But by now, he had become a thoughtful person, a contemplative person. So when someone asked his advice, he would tell them what he thought or say, “I'll think about it. Come back and we’ll talk later.” And when people asked him for blessings, and he looked at their sorrow and their needs, he would simply speak the wish of his heart, “May there be help for you.” And the blessing seemed to work.

Many years passed this way, and the princess did what princesses do. She married a prince in a marriage of diplomacy. It was a happy enough marriage for her, except for one thing. She didn’t become pregnant. Or when she did, she didn’t carry to term. And this was the great pain of her life. She tried every doctor, every herb, every charm from every local healer, but nothing worked. Finally, one of her servants said: “Mistress, I know it is not my place to suggest anything, but when the people of this city need help, they go to the holy man in the cemetery for a blessing. Perhaps you could visit him and ask a blessing for children.” Without any other hope, the princess borrows the clothes of her servant and goes disguised to the cemetery in the late hours when no one else is about.

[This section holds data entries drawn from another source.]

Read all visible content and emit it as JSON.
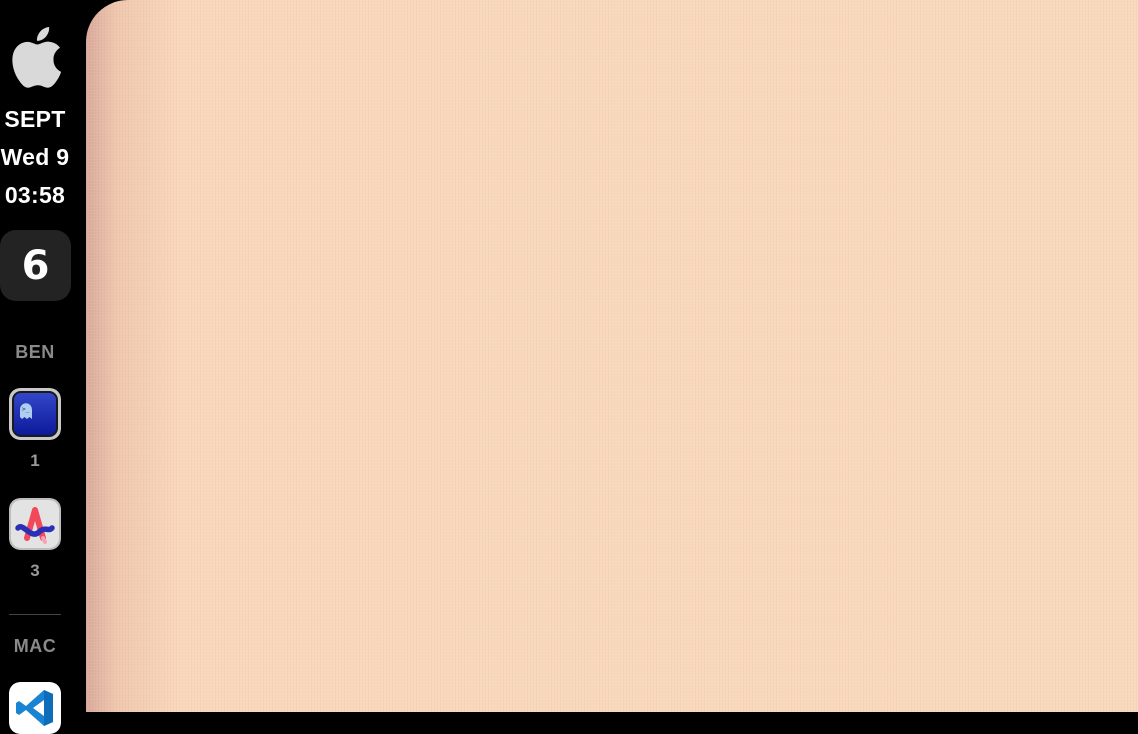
{
  "sidebar": {
    "date": {
      "month": "SEPT",
      "day": "Wed 9",
      "time": "03:58"
    },
    "workspace_badge": "6",
    "sections": [
      {
        "label": "BEN",
        "apps": [
          {
            "icon": "terminal-ghost-icon",
            "count": "1"
          },
          {
            "icon": "arc-browser-icon",
            "count": "3"
          }
        ]
      },
      {
        "label": "MAC",
        "apps": [
          {
            "icon": "vscode-icon"
          }
        ]
      }
    ]
  },
  "colors": {
    "sidebar_bg": "#000000",
    "desktop_bg": "#f9d9bc",
    "label_gray": "#8a8a8a",
    "badge_bg": "#232323"
  }
}
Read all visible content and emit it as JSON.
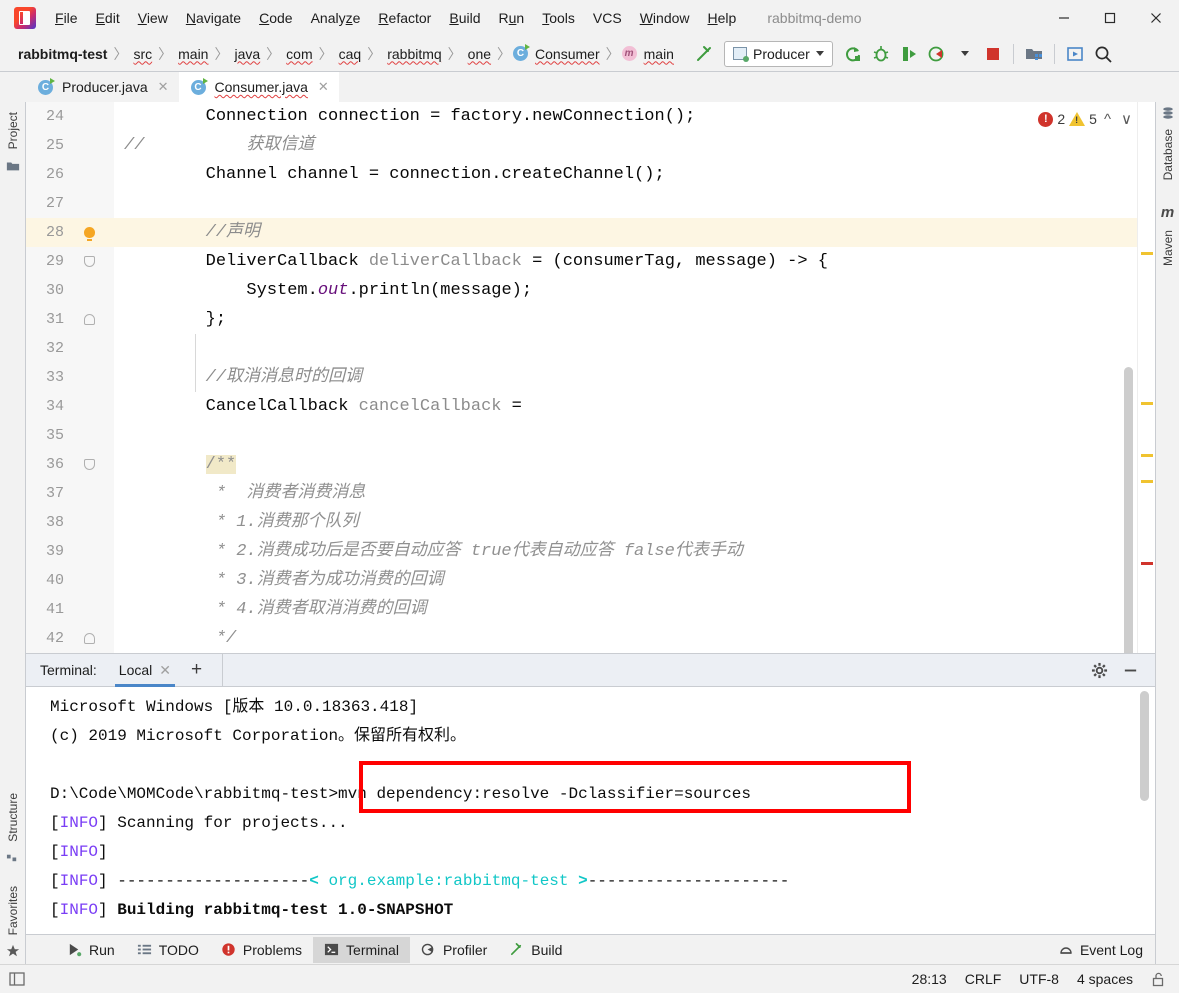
{
  "window": {
    "title": "rabbitmq-demo",
    "controls": {
      "minimize": "minimize-icon",
      "maximize": "maximize-icon",
      "close": "close-icon"
    }
  },
  "menubar": {
    "items": [
      {
        "label": "File",
        "mnemonic": "F"
      },
      {
        "label": "Edit",
        "mnemonic": "E"
      },
      {
        "label": "View",
        "mnemonic": "V"
      },
      {
        "label": "Navigate",
        "mnemonic": "N"
      },
      {
        "label": "Code",
        "mnemonic": "C"
      },
      {
        "label": "Analyze",
        "mnemonic": "z"
      },
      {
        "label": "Refactor",
        "mnemonic": "R"
      },
      {
        "label": "Build",
        "mnemonic": "B"
      },
      {
        "label": "Run",
        "mnemonic": "u"
      },
      {
        "label": "Tools",
        "mnemonic": "T"
      },
      {
        "label": "VCS",
        "mnemonic": ""
      },
      {
        "label": "Window",
        "mnemonic": "W"
      },
      {
        "label": "Help",
        "mnemonic": "H"
      }
    ]
  },
  "navbar": {
    "breadcrumbs": [
      {
        "label": "rabbitmq-test",
        "bold": true,
        "squiggle": false,
        "icon": null
      },
      {
        "label": "src",
        "bold": false,
        "squiggle": true,
        "icon": null
      },
      {
        "label": "main",
        "bold": false,
        "squiggle": true,
        "icon": null
      },
      {
        "label": "java",
        "bold": false,
        "squiggle": true,
        "icon": null
      },
      {
        "label": "com",
        "bold": false,
        "squiggle": true,
        "icon": null
      },
      {
        "label": "caq",
        "bold": false,
        "squiggle": true,
        "icon": null
      },
      {
        "label": "rabbitmq",
        "bold": false,
        "squiggle": true,
        "icon": null
      },
      {
        "label": "one",
        "bold": false,
        "squiggle": true,
        "icon": null
      },
      {
        "label": "Consumer",
        "bold": false,
        "squiggle": true,
        "icon": "class-icon"
      },
      {
        "label": "main",
        "bold": false,
        "squiggle": true,
        "icon": "method-icon"
      }
    ],
    "run_configuration": "Producer",
    "toolbar_icons": [
      "build-hammer-icon",
      "rerun-icon",
      "debug-icon",
      "run-with-coverage-icon",
      "profile-icon",
      "stop-icon",
      "project-structure-icon",
      "select-run-icon",
      "search-icon"
    ]
  },
  "tabs": [
    {
      "label": "Producer.java",
      "active": false,
      "icon": "java-class-icon"
    },
    {
      "label": "Consumer.java",
      "active": true,
      "icon": "java-class-icon"
    }
  ],
  "left_tool_window": {
    "items": [
      "Project",
      "Structure",
      "Favorites"
    ]
  },
  "right_tool_window": {
    "items": [
      "Database",
      "Maven"
    ]
  },
  "editor": {
    "inspection": {
      "errors": "2",
      "warnings": "5"
    },
    "lines": [
      {
        "num": "24",
        "marker": "",
        "tokens": [
          {
            "t": "        ",
            "c": "plain"
          },
          {
            "t": "Connection",
            "c": "plain"
          },
          {
            "t": " connection = factory.newConnection();",
            "c": "plain"
          }
        ],
        "hl": false
      },
      {
        "num": "25",
        "marker": "",
        "tokens": [
          {
            "t": "//",
            "c": "cmt-slash"
          },
          {
            "t": "          ",
            "c": "plain"
          },
          {
            "t": "获取信道",
            "c": "cmt"
          }
        ],
        "hl": false
      },
      {
        "num": "26",
        "marker": "",
        "tokens": [
          {
            "t": "        Channel channel = connection.createChannel();",
            "c": "plain"
          }
        ],
        "hl": false
      },
      {
        "num": "27",
        "marker": "",
        "tokens": [
          {
            "t": "",
            "c": "plain"
          }
        ],
        "hl": false
      },
      {
        "num": "28",
        "marker": "bulb",
        "tokens": [
          {
            "t": "        //声明",
            "c": "cmt"
          }
        ],
        "hl": true
      },
      {
        "num": "29",
        "marker": "fold-start",
        "tokens": [
          {
            "t": "        ",
            "c": "plain"
          },
          {
            "t": "DeliverCallback",
            "c": "plain"
          },
          {
            "t": " deliverCallback",
            "c": "fld"
          },
          {
            "t": " = (consumerTag, message) -> {",
            "c": "plain"
          }
        ],
        "hl": false
      },
      {
        "num": "30",
        "marker": "",
        "tokens": [
          {
            "t": "            System.",
            "c": "plain"
          },
          {
            "t": "out",
            "c": "stat"
          },
          {
            "t": ".println(message);",
            "c": "plain"
          }
        ],
        "hl": false
      },
      {
        "num": "31",
        "marker": "fold-end",
        "tokens": [
          {
            "t": "        };",
            "c": "plain"
          }
        ],
        "hl": false
      },
      {
        "num": "32",
        "marker": "",
        "tokens": [
          {
            "t": "",
            "c": "plain"
          }
        ],
        "hl": false
      },
      {
        "num": "33",
        "marker": "",
        "tokens": [
          {
            "t": "        //取消消息时的回调",
            "c": "cmt"
          }
        ],
        "hl": false
      },
      {
        "num": "34",
        "marker": "",
        "tokens": [
          {
            "t": "        ",
            "c": "plain"
          },
          {
            "t": "CancelCallback",
            "c": "plain"
          },
          {
            "t": " cancelCallback",
            "c": "fld"
          },
          {
            "t": " =",
            "c": "plain"
          }
        ],
        "hl": false
      },
      {
        "num": "35",
        "marker": "",
        "tokens": [
          {
            "t": "",
            "c": "plain"
          }
        ],
        "hl": false
      },
      {
        "num": "36",
        "marker": "fold-start",
        "tokens": [
          {
            "t": "        ",
            "c": "plain"
          },
          {
            "t": "/**",
            "c": "jdoc-hl"
          }
        ],
        "hl": false
      },
      {
        "num": "37",
        "marker": "",
        "tokens": [
          {
            "t": "         *  消费者消费消息",
            "c": "jdoc"
          }
        ],
        "hl": false
      },
      {
        "num": "38",
        "marker": "",
        "tokens": [
          {
            "t": "         * 1.消费那个队列",
            "c": "jdoc"
          }
        ],
        "hl": false
      },
      {
        "num": "39",
        "marker": "",
        "tokens": [
          {
            "t": "         * 2.消费成功后是否要自动应答 true代表自动应答 false代表手动",
            "c": "jdoc"
          }
        ],
        "hl": false
      },
      {
        "num": "40",
        "marker": "",
        "tokens": [
          {
            "t": "         * 3.消费者为成功消费的回调",
            "c": "jdoc"
          }
        ],
        "hl": false
      },
      {
        "num": "41",
        "marker": "",
        "tokens": [
          {
            "t": "         * 4.消费者取消消费的回调",
            "c": "jdoc"
          }
        ],
        "hl": false
      },
      {
        "num": "42",
        "marker": "fold-end",
        "tokens": [
          {
            "t": "         */",
            "c": "jdoc"
          }
        ],
        "hl": false
      }
    ]
  },
  "terminal_panel": {
    "label": "Terminal:",
    "tab": "Local",
    "add_tab": "+",
    "settings_icon": "gear-icon",
    "hide_icon": "minimize-icon",
    "lines": [
      {
        "segments": [
          {
            "t": "Microsoft Windows [版本 10.0.18363.418]",
            "c": "plain"
          }
        ]
      },
      {
        "segments": [
          {
            "t": "(c) 2019 Microsoft Corporation。保留所有权利。",
            "c": "plain"
          }
        ]
      },
      {
        "segments": [
          {
            "t": "",
            "c": "plain"
          }
        ]
      },
      {
        "segments": [
          {
            "t": "D:\\Code\\MOMCode\\rabbitmq-test>mvn dependency:resolve -Dclassifier=sources",
            "c": "plain"
          }
        ]
      },
      {
        "segments": [
          {
            "t": "[",
            "c": "plain"
          },
          {
            "t": "INFO",
            "c": "info"
          },
          {
            "t": "] Scanning for projects...",
            "c": "plain"
          }
        ]
      },
      {
        "segments": [
          {
            "t": "[",
            "c": "plain"
          },
          {
            "t": "INFO",
            "c": "info"
          },
          {
            "t": "] ",
            "c": "plain"
          }
        ]
      },
      {
        "segments": [
          {
            "t": "[",
            "c": "plain"
          },
          {
            "t": "INFO",
            "c": "info"
          },
          {
            "t": "] ",
            "c": "plain"
          },
          {
            "t": "--------------------",
            "c": "plain"
          },
          {
            "t": "< ",
            "c": "cyan-bold"
          },
          {
            "t": "org.example:rabbitmq-test",
            "c": "cyan"
          },
          {
            "t": " >",
            "c": "cyan-bold"
          },
          {
            "t": "---------------------",
            "c": "plain"
          }
        ]
      },
      {
        "segments": [
          {
            "t": "[",
            "c": "plain"
          },
          {
            "t": "INFO",
            "c": "info"
          },
          {
            "t": "] ",
            "c": "plain"
          },
          {
            "t": "Building rabbitmq-test 1.0-SNAPSHOT",
            "c": "bold"
          }
        ]
      }
    ],
    "highlight_command": "mvn dependency:resolve -Dclassifier=sources",
    "highlight_color": "#ff0000"
  },
  "bottom_bar": {
    "tabs": [
      {
        "label": "Run",
        "icon": "run-icon",
        "active": false
      },
      {
        "label": "TODO",
        "icon": "todo-icon",
        "active": false
      },
      {
        "label": "Problems",
        "icon": "problems-icon",
        "active": false
      },
      {
        "label": "Terminal",
        "icon": "terminal-icon",
        "active": true
      },
      {
        "label": "Profiler",
        "icon": "profiler-icon",
        "active": false
      },
      {
        "label": "Build",
        "icon": "build-hammer-icon",
        "active": false
      }
    ],
    "event_log": "Event Log"
  },
  "status_bar": {
    "caret_position": "28:13",
    "line_separator": "CRLF",
    "encoding": "UTF-8",
    "indent": "4 spaces",
    "lock_icon": "unlocked-icon"
  }
}
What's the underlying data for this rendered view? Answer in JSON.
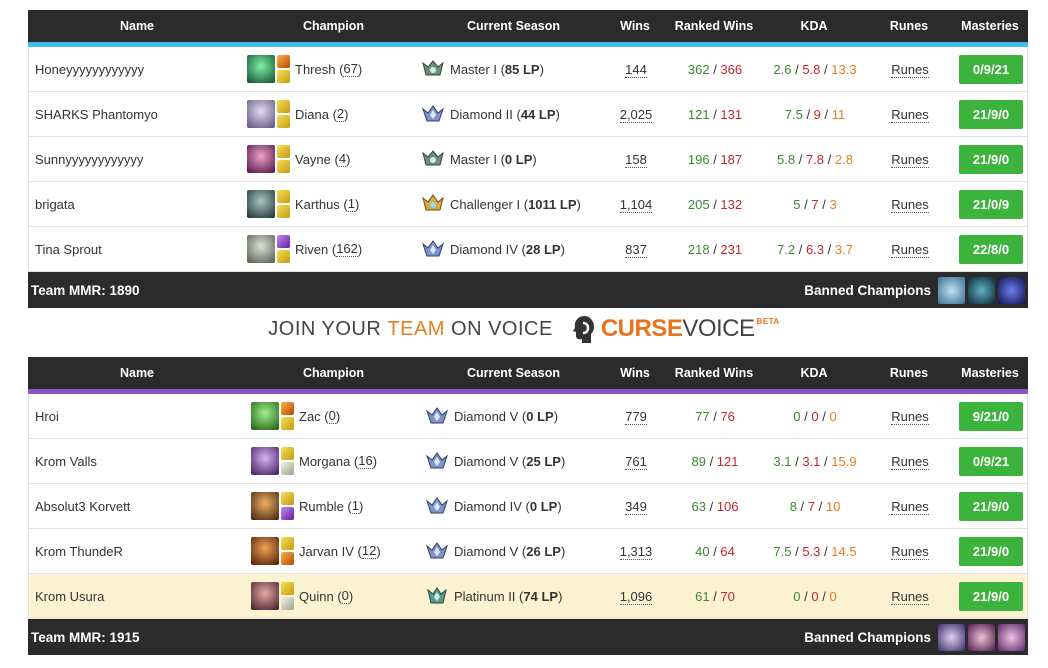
{
  "headers": {
    "name": "Name",
    "champion": "Champion",
    "season": "Current Season",
    "wins": "Wins",
    "ranked_wins": "Ranked Wins",
    "kda": "KDA",
    "runes": "Runes",
    "masteries": "Masteries"
  },
  "colors": {
    "blue_team": "#41bde8",
    "purple_team": "#8a58c5",
    "mastery_button": "#3cb33c",
    "kda_green": "#3a8a2e",
    "kda_red": "#c0272d",
    "kda_orange": "#e67e22",
    "highlight_row": "#fdf2d2"
  },
  "team1": {
    "mmr_label": "Team MMR: 1890",
    "banned_label": "Banned Champions",
    "players": [
      {
        "name": "Honeyyyyyyyyyyyy",
        "champion": "Thresh",
        "level": "67",
        "rank": "Master I",
        "lp": "85 LP",
        "wins": "144",
        "rw": "362",
        "rl": "366",
        "k": "2.6",
        "d": "5.8",
        "a": "13.3",
        "runes": "Runes",
        "masteries": "0/9/21"
      },
      {
        "name": "SHARKS Phantomyo",
        "champion": "Diana",
        "level": "2",
        "rank": "Diamond II",
        "lp": "44 LP",
        "wins": "2,025",
        "rw": "121",
        "rl": "131",
        "k": "7.5",
        "d": "9",
        "a": "11",
        "runes": "Runes",
        "masteries": "21/9/0"
      },
      {
        "name": "Sunnyyyyyyyyyyyy",
        "champion": "Vayne",
        "level": "4",
        "rank": "Master I",
        "lp": "0 LP",
        "wins": "158",
        "rw": "196",
        "rl": "187",
        "k": "5.8",
        "d": "7.8",
        "a": "2.8",
        "runes": "Runes",
        "masteries": "21/9/0"
      },
      {
        "name": "brigata",
        "champion": "Karthus",
        "level": "1",
        "rank": "Challenger I",
        "lp": "1011 LP",
        "wins": "1,104",
        "rw": "205",
        "rl": "132",
        "k": "5",
        "d": "7",
        "a": "3",
        "runes": "Runes",
        "masteries": "21/0/9"
      },
      {
        "name": "Tina Sprout",
        "champion": "Riven",
        "level": "162",
        "rank": "Diamond IV",
        "lp": "28 LP",
        "wins": "837",
        "rw": "218",
        "rl": "231",
        "k": "7.2",
        "d": "6.3",
        "a": "3.7",
        "runes": "Runes",
        "masteries": "22/8/0"
      }
    ]
  },
  "voice_banner": {
    "join": "JOIN YOUR",
    "team": "TEAM",
    "on_voice": "ON VOICE",
    "curse": "CURSE",
    "voice": "VOICE",
    "beta": "BETA"
  },
  "team2": {
    "mmr_label": "Team MMR: 1915",
    "banned_label": "Banned Champions",
    "players": [
      {
        "name": "Hroi",
        "champion": "Zac",
        "level": "0",
        "rank": "Diamond V",
        "lp": "0 LP",
        "wins": "779",
        "rw": "77",
        "rl": "76",
        "k": "0",
        "d": "0",
        "a": "0",
        "runes": "Runes",
        "masteries": "9/21/0"
      },
      {
        "name": "Krom Valls",
        "champion": "Morgana",
        "level": "16",
        "rank": "Diamond V",
        "lp": "25 LP",
        "wins": "761",
        "rw": "89",
        "rl": "121",
        "k": "3.1",
        "d": "3.1",
        "a": "15.9",
        "runes": "Runes",
        "masteries": "0/9/21"
      },
      {
        "name": "Absolut3 Korvett",
        "champion": "Rumble",
        "level": "1",
        "rank": "Diamond IV",
        "lp": "0 LP",
        "wins": "349",
        "rw": "63",
        "rl": "106",
        "k": "8",
        "d": "7",
        "a": "10",
        "runes": "Runes",
        "masteries": "21/9/0"
      },
      {
        "name": "Krom ThundeR",
        "champion": "Jarvan IV",
        "level": "12",
        "rank": "Diamond V",
        "lp": "26 LP",
        "wins": "1,313",
        "rw": "40",
        "rl": "64",
        "k": "7.5",
        "d": "5.3",
        "a": "14.5",
        "runes": "Runes",
        "masteries": "21/9/0"
      },
      {
        "name": "Krom Usura",
        "champion": "Quinn",
        "level": "0",
        "rank": "Platinum II",
        "lp": "74 LP",
        "wins": "1,096",
        "rw": "61",
        "rl": "70",
        "k": "0",
        "d": "0",
        "a": "0",
        "runes": "Runes",
        "masteries": "21/9/0"
      }
    ]
  }
}
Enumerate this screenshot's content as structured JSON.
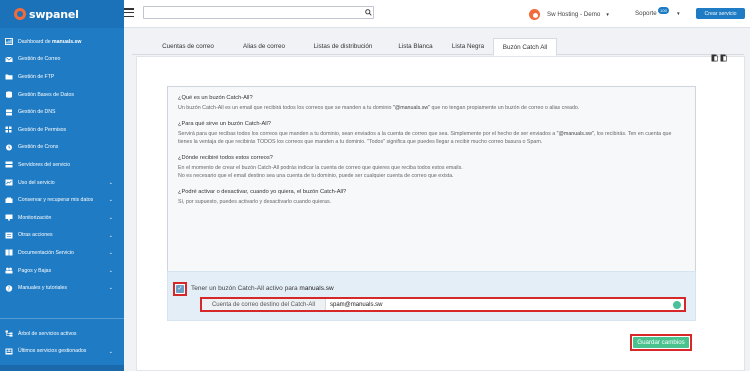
{
  "brand": {
    "name": "swpanel",
    "color": "#1e7bc4",
    "accent": "#f26b3a"
  },
  "sidebar": {
    "items": [
      {
        "label": "Dashboard de ",
        "bold": "manuals.sw",
        "icon": "dashboard-icon",
        "chevron": false
      },
      {
        "label": "Gestión de Correo",
        "icon": "mail-icon",
        "chevron": false
      },
      {
        "label": "Gestión de FTP",
        "icon": "folder-icon",
        "chevron": false
      },
      {
        "label": "Gestión Bases de Datos",
        "icon": "database-icon",
        "chevron": false
      },
      {
        "label": "Gestión de DNS",
        "icon": "globe-icon",
        "chevron": false
      },
      {
        "label": "Gestión de Permisos",
        "icon": "permissions-icon",
        "chevron": false
      },
      {
        "label": "Gestión de Crons",
        "icon": "clock-icon",
        "chevron": false
      },
      {
        "label": "Servidores del servicio",
        "icon": "server-icon",
        "chevron": false
      },
      {
        "label": "Uso del servicio",
        "icon": "chart-icon",
        "chevron": true
      },
      {
        "label": "Conservar y recuperar mis datos",
        "icon": "backup-icon",
        "chevron": true
      },
      {
        "label": "Monitorización",
        "icon": "monitor-icon",
        "chevron": true
      },
      {
        "label": "Otras acciones",
        "icon": "actions-icon",
        "chevron": true
      },
      {
        "label": "Documentación Servicio",
        "icon": "book-icon",
        "chevron": true
      },
      {
        "label": "Pagos y Bajas",
        "icon": "payments-icon",
        "chevron": true
      },
      {
        "label": "Manuales y tutoriales",
        "icon": "help-icon",
        "chevron": true
      }
    ],
    "bottom_items": [
      {
        "label": "Árbol de servicios activos",
        "icon": "tree-icon",
        "chevron": false
      },
      {
        "label": "Últimos servicios gestionados",
        "icon": "recent-icon",
        "chevron": true
      }
    ]
  },
  "topbar": {
    "search_value": "",
    "user_name": "Sw Hosting - Demo",
    "support_label": "Soporte",
    "support_badge": "100",
    "new_service_label": "Crear servicio"
  },
  "tabs": [
    {
      "label": "Cuentas de correo",
      "active": false
    },
    {
      "label": "Alias de correo",
      "active": false
    },
    {
      "label": "Listas de distribución",
      "active": false
    },
    {
      "label": "Lista Blanca",
      "active": false
    },
    {
      "label": "Lista Negra",
      "active": false
    },
    {
      "label": "Buzón Catch All",
      "active": true
    }
  ],
  "faq": [
    {
      "q": "¿Qué es un buzón Catch-All?",
      "a_pre": "Un buzón Catch-All es un email que recibirá todos los correos que se manden a tu dominio ",
      "a_quote": "\"@manuals.sw\"",
      "a_post": " que no tengan propiamente un buzón de correo o alias creado."
    },
    {
      "q": "¿Para qué sirve un buzón Catch-All?",
      "a_pre": "Servirá para que recibas todos los correos que manden a tu dominio, sean enviados a la cuenta de correo que sea. Simplemente por el hecho de ser enviados a ",
      "a_quote": "\"@manuals.sw\"",
      "a_post": ", los recibirás. Ten en cuenta que tienes la ventaja de que recibirás TODOS los correos que manden a tu dominio. \"Todos\" significa que puedes llegar a recibir mucho correo basura o Spam."
    },
    {
      "q": "¿Dónde recibiré todos estos correos?",
      "a_pre": "En el momento de crear el buzón Catch-All podrás indicar la cuenta de correo que quieres que reciba todos estos emails.\nNo es necesario que el email destino sea una cuenta de tu dominio, puede ser cualquier cuenta de correo que exista.",
      "a_quote": "",
      "a_post": ""
    },
    {
      "q": "¿Podré activar o desactivar, cuando yo quiera, el buzón Catch-All?",
      "a_pre": "Sí, por supuesto, puedes activarlo y desactivarlo cuando quieras.",
      "a_quote": "",
      "a_post": ""
    }
  ],
  "catch_all": {
    "enabled": true,
    "checkbox_label": "Tener un buzón Catch-All activo para ",
    "domain": "manuals.sw",
    "dest_label": "Cuenta de correo destino del Catch-All",
    "dest_value": "spam@manuals.sw"
  },
  "save_label": "Guardar cambios"
}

Seeing the saint, she speaks to him, saying, “Mawla,” master.

Though many years have passed, the saint of the cemetery looks up from his meditation and recognizes the princess immediately. “Princess,” the saint says in response, “after these many years, you have kept your promise to me.”

Taken aback, the princess says, “How could you possibly know who I am?”

“Because I was the young man at the gate; the one you said you would meet ‘in the cemetery.’ All this time, your face has been before me, and I want to thank you. It was your beauty and your guidance that sent me here, where I have gotten to know many great things, and have discovered the source of beauty and the source of my love. So, thank you. But, princess, no one comes to me in joy. They all come in sorrow. Tell me, what is your sorrow?”

The princess then unburdened herself to the saint, and asked for a blessing that she might have children.

“If there is any merit in anything I have done in this lifetime,” the saint declared, “I want that merit to be transformed into a child for you.” And this is how he blessed her. He then turned inward again, to gaze upon the source of beauty.

Sometime later, people noticed that he was deeper in meditation than usual and didn’t disturb him. But when a few days had passed, and still he didn't come out of his meditation, and his food had not been touched and had begun to rot, they became concerned. They checked and found that he was no longer breathing. He had died in the cemetery, gazing at the source of beauty.

Nevertheless, his final blessing had worked. The princess became pregnant, and the pregnancy held. After the baby was safely delivered, she took the child to see the saint. But she found that he had since died, and she mourned him sincerely. Years later, when her son was old enough to understand, she brought him the grave of the saint, and taught him about the love that had made his birth possible.

* The original of this story is found in the classic Jewish mystical text, Reishit Hokhmah, though it is obviously a Sufi story. This version is based on that of my own teacher, Rabbi Zalman Schachter-Shalomi, z”l, and that of his wife, Eve Ilsen. It was written up for a talk given to participants in the “Season of the Rose” Sufi camp at the Abode of the Message in July of 2015.